**Exercise objective:**
Nothing in the records below may change; print them all exactly.

**Available data:**
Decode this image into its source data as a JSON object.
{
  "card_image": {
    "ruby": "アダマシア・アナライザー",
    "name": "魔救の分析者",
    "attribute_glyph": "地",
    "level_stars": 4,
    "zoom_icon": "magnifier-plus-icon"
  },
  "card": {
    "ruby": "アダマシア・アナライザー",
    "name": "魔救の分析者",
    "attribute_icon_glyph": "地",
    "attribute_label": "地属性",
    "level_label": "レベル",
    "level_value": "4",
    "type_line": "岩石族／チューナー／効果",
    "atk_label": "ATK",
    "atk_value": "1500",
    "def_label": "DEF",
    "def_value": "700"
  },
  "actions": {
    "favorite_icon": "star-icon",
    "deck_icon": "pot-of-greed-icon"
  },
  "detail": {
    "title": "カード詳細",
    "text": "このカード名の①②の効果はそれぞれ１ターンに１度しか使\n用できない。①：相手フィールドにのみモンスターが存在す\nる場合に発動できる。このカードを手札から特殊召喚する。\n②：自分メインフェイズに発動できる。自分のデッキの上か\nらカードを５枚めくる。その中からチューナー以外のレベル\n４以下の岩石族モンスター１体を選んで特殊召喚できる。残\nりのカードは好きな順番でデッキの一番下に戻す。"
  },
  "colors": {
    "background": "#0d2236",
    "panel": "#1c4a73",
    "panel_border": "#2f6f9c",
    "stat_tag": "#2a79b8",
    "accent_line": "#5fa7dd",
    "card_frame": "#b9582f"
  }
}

**Response box:**
Decode this image into its source data as a JSON object.
{
  "card_image": {
    "ruby": "アダマシア・アナライザー",
    "name": "魔救の分析者",
    "attribute_glyph": "地",
    "level_stars": 4,
    "zoom_icon": "magnifier-plus-icon"
  },
  "card": {
    "ruby": "アダマシア・アナライザー",
    "name": "魔救の分析者",
    "attribute_icon_glyph": "地",
    "attribute_label": "地属性",
    "level_label": "レベル",
    "level_value": "4",
    "type_line": "岩石族／チューナー／効果",
    "atk_label": "ATK",
    "atk_value": "1500",
    "def_label": "DEF",
    "def_value": "700"
  },
  "actions": {
    "favorite_icon": "star-icon",
    "deck_icon": "pot-of-greed-icon"
  },
  "detail": {
    "title": "カード詳細",
    "text": "このカード名の①②の効果はそれぞれ１ターンに１度しか使\n用できない。①：相手フィールドにのみモンスターが存在す\nる場合に発動できる。このカードを手札から特殊召喚する。\n②：自分メインフェイズに発動できる。自分のデッキの上か\nらカードを５枚めくる。その中からチューナー以外のレベル\n４以下の岩石族モンスター１体を選んで特殊召喚できる。残\nりのカードは好きな順番でデッキの一番下に戻す。"
  },
  "colors": {
    "background": "#0d2236",
    "panel": "#1c4a73",
    "panel_border": "#2f6f9c",
    "stat_tag": "#2a79b8",
    "accent_line": "#5fa7dd",
    "card_frame": "#b9582f"
  }
}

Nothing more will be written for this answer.